Mark is a Digital Ethics Researcher at Wageningen Economic Research, focusing on areas of robotics, AI, and digital developments and responsible innovation. He worked on H2020 projects, among which the SHERPA project, focused on the ethical, social and human rights implications of smart information systems (data analytics and artificial intelligence). He has published on a wide range of digital ethics topics, such as: smart cities, self-driving vehicles, agricultural data analytics, social robotics, and artificial intelligence.
Ethical and Societal Considerations for the Development and Use of Agricultural Robots

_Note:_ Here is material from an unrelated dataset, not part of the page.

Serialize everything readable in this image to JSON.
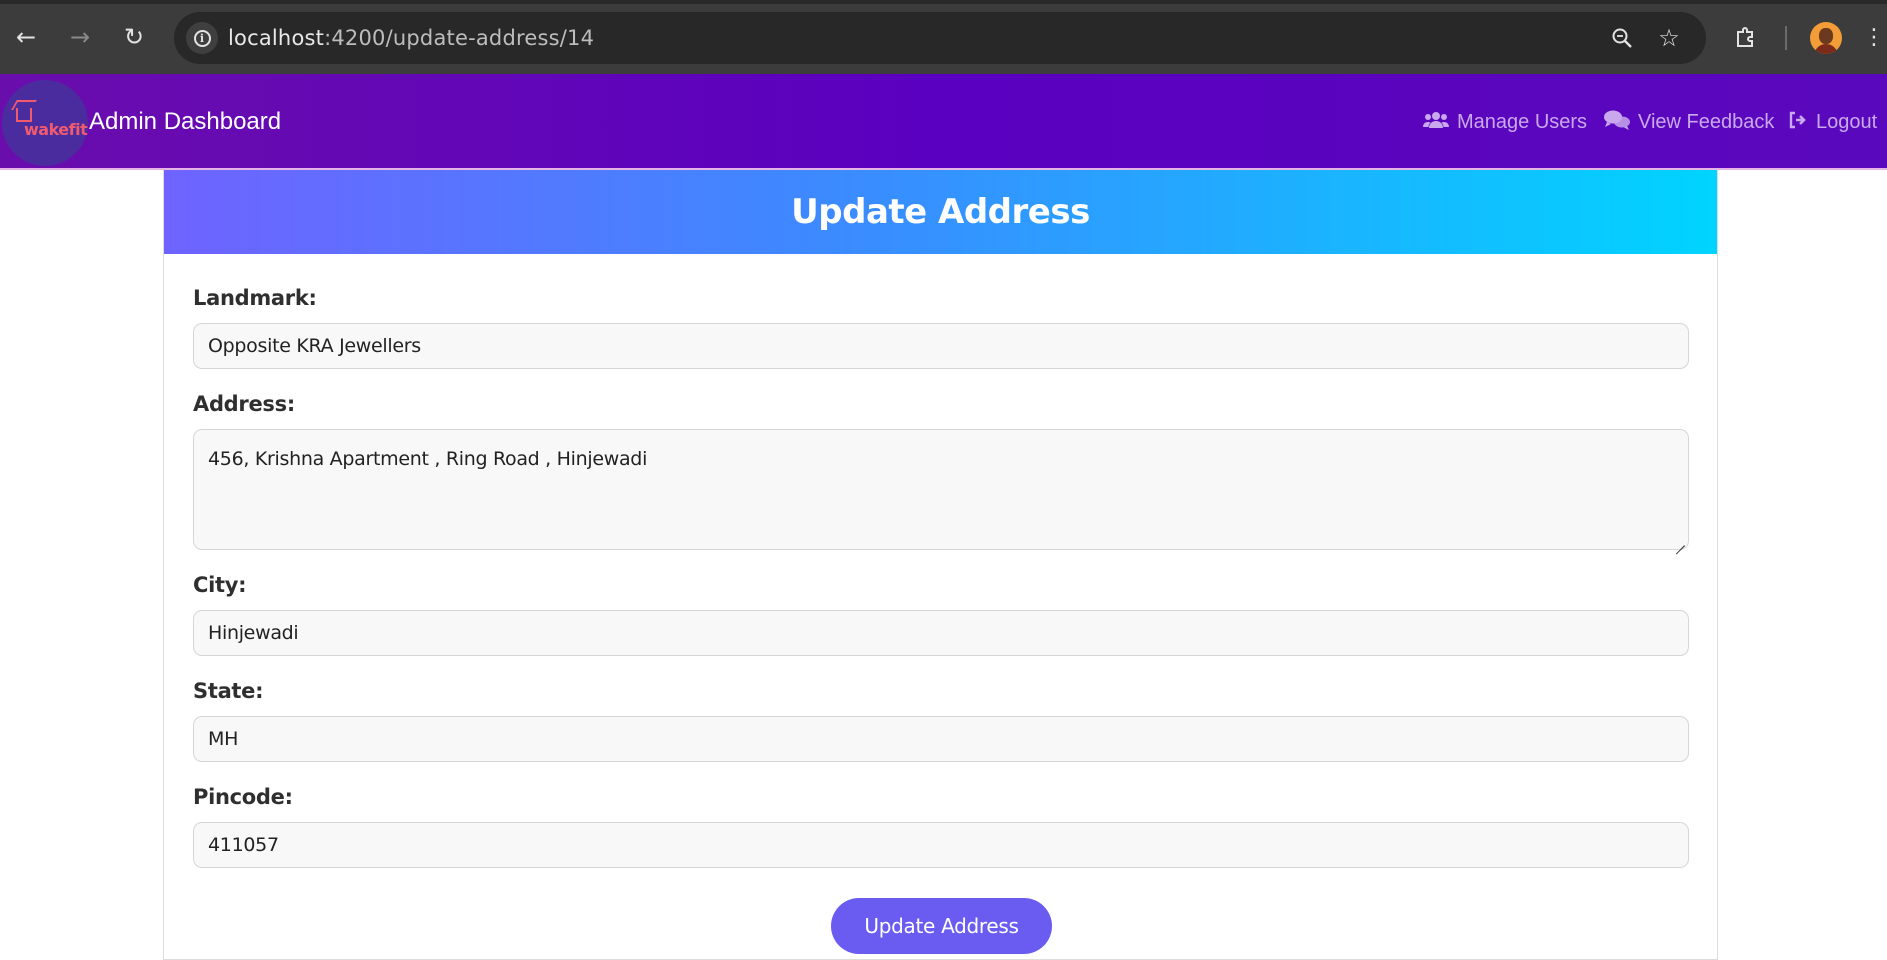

This presentation will examine the social and ethical impacts of using artificial intelligence (AI) in the agricultural sector. It will identify what are some of the most prevalent challenges and impacts identified in the literature, how this correlates with those discussed in the domain of AI ethics, and are being implemented into AI ethics guidelines. This will be achieved by examining published articles and conference proceedings that focus on societal or ethical impacts of AI in the agri-food sector, through a thematic analysis of the literature. The thematic analysis will be divided based on the classifications outlined through 11 overarching principles, from an established lexicon (transparency, justice and fairness, non-maleficence, responsibility, privacy, beneficence, freedom and autonomy, trust, dignity, sustainability, and solidarity). While research on AI agriculture is still relatively new, this presentation aims to map the debate and illustrate what the literature says in the context of social and ethical impacts. Its aim is to analyze these impacts, based on these 11 principles. This research will contrast which impacts are not being discussed in agricultural AI and which issues are not being discussed in AI ethics guidelines, but which are discussed in relation to agricultural AI. The aim of this is to identify gaps within the agricultural literature, and gaps in AI ethics guidelines, that may need to be addressed.